If you want electronic assistance and have a big budget, consider switchable glass, also referred to as privacy glass or smartglass, which is electronic switchable glass with adjustable opacity. It’s pure minimalism at the extreme.
Probably the most traditional way of dressing and protecting a window is with shutters. Originally designed as solid wood hinged panels to prevent intruders, they developed over the centuries into latticed and louvred doors to help control the temperature of a room.
Nowadays shutters are manufactured in a wide range of colors and styles for use both externally and internally. They are often designed to concertina or fold back from the window when open, allowing maximum light penetration. They can be tailored to awkward shapes and provide excellent light control and privacy.
Plantation shutters have the added benefit of adjustable slats, like a Venetian blind, that allow partial light into the room or permit the air to circulate whilst blocking direct sunlight. During a winter storm there’s something very satisfying about closing the shutters against the world outside.
Shutters are durable and long-lasting window treatment and can help to insulate your home and reduce energy costs. Many period properties look superb with shutters when the style matches the building. There’s almost nothing available on the market to suit modern properties, but that doesn’t mean you can’t get a metalsmith or joiner to create a modern interpretation of the traditional shutter – how cool would that look?
Shutters can be expensive, especially when they are made of high-quality materials or cut to difficult shapes, and they need a proper carpenter to install, otherwise they’ll never hang correctly!
Choosing the right window treatment

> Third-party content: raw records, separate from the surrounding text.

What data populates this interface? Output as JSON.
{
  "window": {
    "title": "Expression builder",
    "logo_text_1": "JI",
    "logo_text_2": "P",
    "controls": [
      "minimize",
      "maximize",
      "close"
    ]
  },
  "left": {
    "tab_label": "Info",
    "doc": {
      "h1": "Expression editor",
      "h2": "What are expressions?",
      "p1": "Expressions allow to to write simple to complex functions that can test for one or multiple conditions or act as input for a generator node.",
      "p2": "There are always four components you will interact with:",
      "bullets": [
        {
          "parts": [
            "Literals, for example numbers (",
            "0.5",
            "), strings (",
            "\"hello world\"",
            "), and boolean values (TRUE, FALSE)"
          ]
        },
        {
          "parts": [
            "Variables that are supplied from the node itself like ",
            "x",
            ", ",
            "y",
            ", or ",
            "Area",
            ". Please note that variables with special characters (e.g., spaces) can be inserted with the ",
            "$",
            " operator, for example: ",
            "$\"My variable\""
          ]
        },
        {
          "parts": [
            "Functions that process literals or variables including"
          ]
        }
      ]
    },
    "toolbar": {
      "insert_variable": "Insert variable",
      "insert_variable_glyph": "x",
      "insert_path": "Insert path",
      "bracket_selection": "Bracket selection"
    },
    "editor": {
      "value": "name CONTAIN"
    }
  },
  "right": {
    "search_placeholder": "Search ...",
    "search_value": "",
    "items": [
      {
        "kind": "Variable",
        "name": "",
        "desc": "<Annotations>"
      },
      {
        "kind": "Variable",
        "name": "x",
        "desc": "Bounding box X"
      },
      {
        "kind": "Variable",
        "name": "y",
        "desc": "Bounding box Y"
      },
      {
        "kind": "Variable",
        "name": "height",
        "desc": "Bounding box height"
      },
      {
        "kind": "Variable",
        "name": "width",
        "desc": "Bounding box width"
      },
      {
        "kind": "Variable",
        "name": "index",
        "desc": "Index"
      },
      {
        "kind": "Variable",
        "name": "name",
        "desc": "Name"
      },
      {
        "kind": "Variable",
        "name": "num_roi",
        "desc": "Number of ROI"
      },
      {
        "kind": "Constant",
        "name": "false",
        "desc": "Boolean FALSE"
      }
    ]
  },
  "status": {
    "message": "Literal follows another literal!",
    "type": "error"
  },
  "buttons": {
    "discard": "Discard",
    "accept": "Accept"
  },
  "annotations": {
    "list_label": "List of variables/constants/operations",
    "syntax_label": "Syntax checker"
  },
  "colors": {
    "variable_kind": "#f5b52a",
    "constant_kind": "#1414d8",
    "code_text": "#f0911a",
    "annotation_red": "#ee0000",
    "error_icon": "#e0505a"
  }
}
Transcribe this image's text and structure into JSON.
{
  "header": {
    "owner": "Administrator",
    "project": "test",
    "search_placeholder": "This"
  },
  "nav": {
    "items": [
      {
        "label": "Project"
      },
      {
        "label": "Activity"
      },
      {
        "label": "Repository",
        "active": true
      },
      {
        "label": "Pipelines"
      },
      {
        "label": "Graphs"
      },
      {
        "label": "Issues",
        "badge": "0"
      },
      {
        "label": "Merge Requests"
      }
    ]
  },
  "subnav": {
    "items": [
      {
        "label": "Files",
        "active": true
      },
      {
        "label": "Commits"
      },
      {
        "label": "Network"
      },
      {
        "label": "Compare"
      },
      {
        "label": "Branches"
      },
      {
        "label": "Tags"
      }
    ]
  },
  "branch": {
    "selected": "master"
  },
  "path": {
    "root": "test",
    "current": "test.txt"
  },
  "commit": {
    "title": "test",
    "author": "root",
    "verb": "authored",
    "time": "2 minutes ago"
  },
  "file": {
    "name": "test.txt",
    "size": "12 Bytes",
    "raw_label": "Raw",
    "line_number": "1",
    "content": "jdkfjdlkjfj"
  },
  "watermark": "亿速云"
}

The best window treatment for your interior design will depend on your needs and preferences. Always think about the following factors when making your decision:
Light control: Are you letting more in, or keeping it out, and does it change throughout the day?
Style: What’s going to complement your design, it will be a big feature in the room?
Privacy: Are you showing off a view, or blocking prying eyes?
Budget: How much do you want to spend?
Maintenance: How easy is the window treatment to clean and maintain?
Good luck and remember; whether you’re looking at window treatments or the whole house, it always helps to talk to an interior designer!
“An interior should be informed by the life that is lived in it.”
– Sandra Hinton, Founder –